In case you haven’t heard yet, today is the 101st celebration of International Women’s Day. It is an appropriate time to contemplate both the progress that has been made toward gender equity as well as the work still yet to be done. Here in the United States, there have been significant improvements in the treatment of women, but there continues to be a wage disparity, we have yet to pass the Equal Rights Amendment that was proposed in 1923, and the United States is one of only six countries--including the Sudan, Somalia and Iran--that has not ratified the Convention to Eliminate Discrimination Against Women (CEDAW). You can listen to an interesting podcast on CEDAW as part of the World Bank's Think Equal Campaign here.
Yet, thanks to the likes of Gloria Steinem and other female activists, the situation is much less dire in the U.S. when compared to many parts of the developing world--where female genital mutilation (FGM) remains a common practice, women continue to bear the burden of domestic work despite the slow but steady climb in their participation in the formal economy, and women’s access to everything from health care to political participation to bank loans is quite limited.
In last week’s Sidebar podcast, Charles Kenny discussed the status of the Millennium Development Goals (MDGs), and noted particularly that the gender gap in access to education, MDG 3, is closing.
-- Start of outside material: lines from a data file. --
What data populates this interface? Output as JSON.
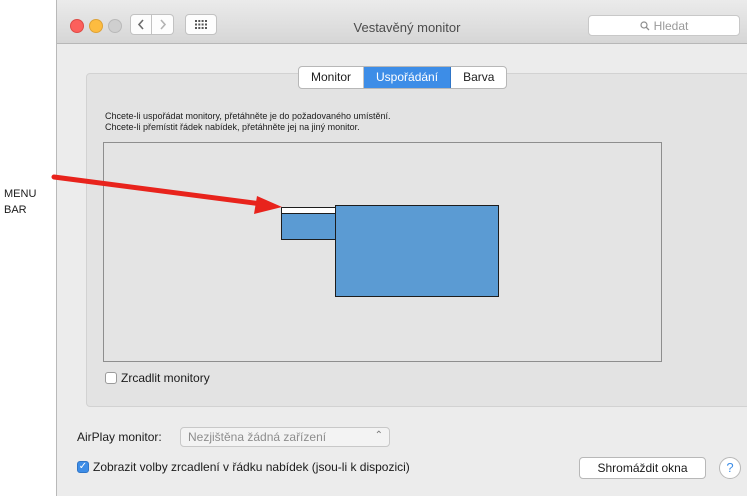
{
  "annotation": {
    "label_line1": "MENU",
    "label_line2": "BAR"
  },
  "window": {
    "title": "Vestavěný monitor",
    "search_placeholder": "Hledat",
    "icons": {
      "back": "chevron-left-icon",
      "forward": "chevron-right-icon",
      "grid": "grid-icon",
      "search": "search-icon"
    }
  },
  "tabs": [
    {
      "label": "Monitor",
      "active": false
    },
    {
      "label": "Uspořádání",
      "active": true
    },
    {
      "label": "Barva",
      "active": false
    }
  ],
  "arrangement": {
    "instruction_line1": "Chcete-li uspořádat monitory, přetáhněte je do požadovaného umístění.",
    "instruction_line2": "Chcete-li přemístit řádek nabídek, přetáhněte jej na jiný monitor."
  },
  "mirror": {
    "label": "Zrcadlit monitory",
    "checked": false
  },
  "airplay": {
    "label": "AirPlay monitor:",
    "value": "Nezjištěna žádná zařízení"
  },
  "show_options": {
    "label": "Zobrazit volby zrcadlení v řádku nabídek (jsou-li k dispozici)",
    "checked": true
  },
  "buttons": {
    "gather": "Shromáždit okna",
    "help": "?"
  },
  "colors": {
    "accent": "#3d8de7",
    "monitor_fill": "#5b9bd3",
    "arrow": "#e8231c"
  }
}
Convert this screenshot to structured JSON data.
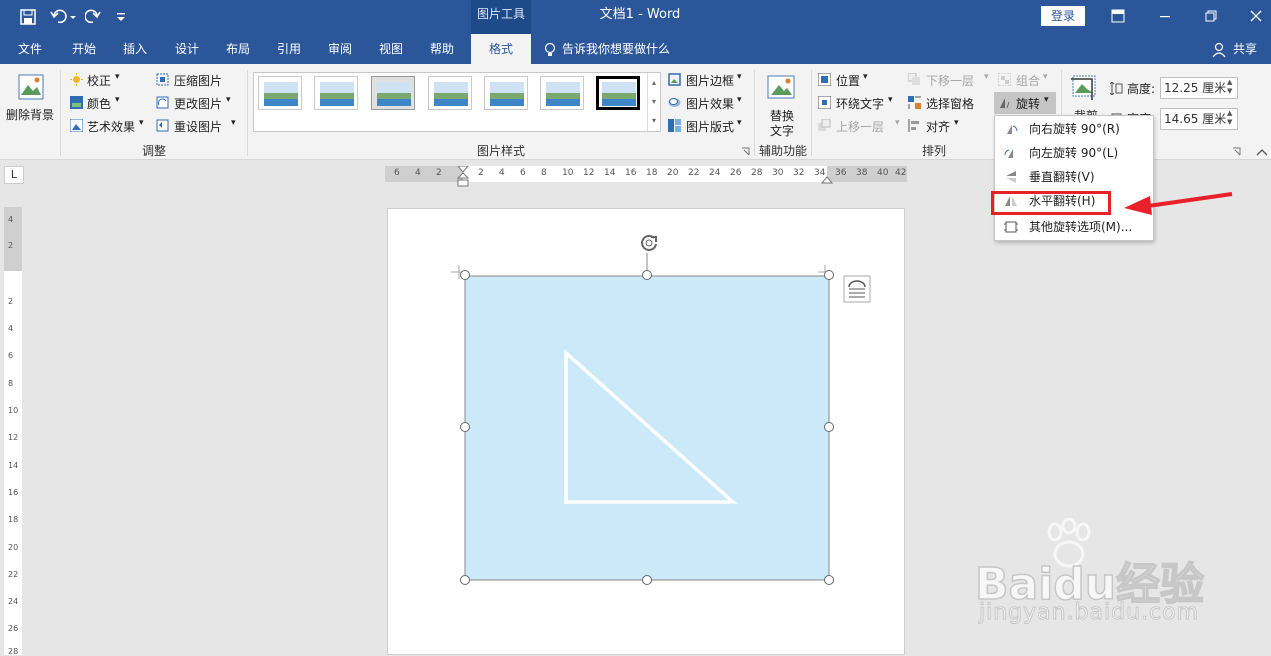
{
  "titlebar": {
    "context_tab": "图片工具",
    "title": "文档1  -  Word",
    "login": "登录",
    "qat": [
      "save-icon",
      "undo-icon",
      "redo-icon",
      "customize-icon"
    ],
    "window": [
      "ribbon-display-icon",
      "minimize-icon",
      "restore-icon",
      "close-icon"
    ]
  },
  "tabs": [
    "文件",
    "开始",
    "插入",
    "设计",
    "布局",
    "引用",
    "审阅",
    "视图",
    "帮助",
    "格式"
  ],
  "active_tab": "格式",
  "tell_me": "告诉我你想要做什么",
  "share": "共享",
  "ribbon": {
    "remove_bg": "删除背景",
    "adjust": {
      "corrections": "校正",
      "color": "颜色",
      "artistic": "艺术效果",
      "compress": "压缩图片",
      "change": "更改图片",
      "reset": "重设图片",
      "label": "调整"
    },
    "styles": {
      "border": "图片边框",
      "effects": "图片效果",
      "layout": "图片版式",
      "label": "图片样式"
    },
    "alt_text": {
      "line1": "替换",
      "line2": "文字",
      "label": "辅助功能"
    },
    "arrange": {
      "position": "位置",
      "wrap": "环绕文字",
      "forward": "上移一层",
      "backward": "下移一层",
      "selection": "选择窗格",
      "align": "对齐",
      "group": "组合",
      "rotate": "旋转",
      "label": "排列"
    },
    "size": {
      "crop": "裁剪",
      "height_label": "高度:",
      "height": "12.25 厘米",
      "width_label": "宽度:",
      "width": "14.65 厘米"
    }
  },
  "rotate_menu": [
    {
      "label": "向右旋转 90°(R)",
      "icon": "rotate-right-icon"
    },
    {
      "label": "向左旋转 90°(L)",
      "icon": "rotate-left-icon"
    },
    {
      "label": "垂直翻转(V)",
      "icon": "flip-vertical-icon"
    },
    {
      "label": "水平翻转(H)",
      "icon": "flip-horizontal-icon"
    },
    {
      "label": "其他旋转选项(M)...",
      "icon": "more-rotation-icon"
    }
  ],
  "ruler": {
    "h": [
      "6",
      "4",
      "2",
      "2",
      "4",
      "6",
      "8",
      "10",
      "12",
      "14",
      "16",
      "18",
      "20",
      "22",
      "24",
      "26",
      "28",
      "30",
      "32",
      "34",
      "36",
      "38",
      "40",
      "42"
    ],
    "v": [
      "4",
      "2",
      "2",
      "4",
      "6",
      "8",
      "10",
      "12",
      "14",
      "16",
      "18",
      "20",
      "22",
      "24",
      "26",
      "28"
    ]
  },
  "watermark": {
    "brand": "Baidu经验",
    "url": "jingyan.baidu.com"
  },
  "colors": {
    "accent": "#2b579a",
    "highlight": "#e8202a",
    "picture": "#cce9f9"
  }
}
This is incredibly encouraging news, no question. There are a couple of points worth noting in relation to the MDGs and the impact of various initiatives on women and girls.
The MDGs include:
- Ending Hunger and Poverty
- Universal Education
- Gender Equality
- Child Health
- Maternal Health
- Combating HIV/AIDS
- Environmental Sustainability
- Global Partnership
As many have argued, nearly all of the MDGs contribute to gender parity, and at the same time, addressing gender parity leads to a spillover effect on many if not all MDGs. For instance, in a compelling piece for the Guardian’s Poverty Matters blog in October 2011, Elizabeth Arend argued that in order to tackle hunger and poverty, the World Bank should revise its agricultural initiatives to recognize the role that women play in small-scale farming as well as the farm-to-table process of preparing food for their families. Based on the research, maternal health and child health are correlated with better education, as is prevalence of HIV/AIDS.
Second, the World Bank’s literature on gender equality in education (MDG 3), highlights the Female Stipend Program (FSP) in Bangladesh which has been lauded as a success. Indeed, what happened in Bangladesh when FSP was implemented at the national level was an increase in female secondary school enrolment, so much so that the amount of money given to each girl for meeting the educational conditions of the program had be be lowered to accommodate such a drastic increase in the number of girls in school. Further, by 2008, while access to secondary education had been steadily increasing for both boys and girls, the ratio of girls to boys enrolled had actually reversed: there were more girls than boys in school. In light of this, the World Bank redesigned the program to target all poor rural children rather than just poor rural girls.
Examples like Bangladesh indicate that gender parity in access to education is improving. According to World Bank data, as of 2009 slightly less than 48% of girls were enrolled in secondary education compared to about 43.5% of boys. This suggests that while access to education for girls has improved, access to secondary education for both boys and girls remains limited. Further, the increase in female secondary enrolment is clearly due to the FSP initiative. One of the goals of FSP was to address overpopulation, and particularly child marriage and pregnancy, vis a vis education. Bangladesh has seen a significant drop in maternal mortality rates and child mortality rates, which could possibly be related to FSP. However, Bangladesh still has a tendency toward son preference, which is evidenced by the number of boys to girls as well as the mortality rates of boys versus girls. Also as of 2007, 66% of girls in Bangladesh were married by age 18.
In light of all of this, it seems that progress has certainly been made in the way of gender parity, but it is clear that girls are still undervalued and require specific interventions to meet their particular needs. The World Bank frames their policies on gender initiatives around the idea of human development--an all-encompassing concept. International Women’s Day allows us to take the time to reflect on the complex nature of gender equality and recognize that there is still much to be done. Here are a few interesting pieces that have highlighted women today:
On International Women’s Day: 12 innovations that are lifting women out of poverty from the Christian Science Monitor
The New Girl Power: Why Women Are Key to Ending Poverty — Photo Essay from the Interdependent
Why invest in women? an infographic from USAID
Five Surprisingly Good Places to Be a Woman by Foreign Policy
Sidebar podcast, New America Foundation's Brigid Schulte, Pamela Chan and myself
Read up, and Happy International Women’s Day!
This is the final blog in a 3-part series on gender and development.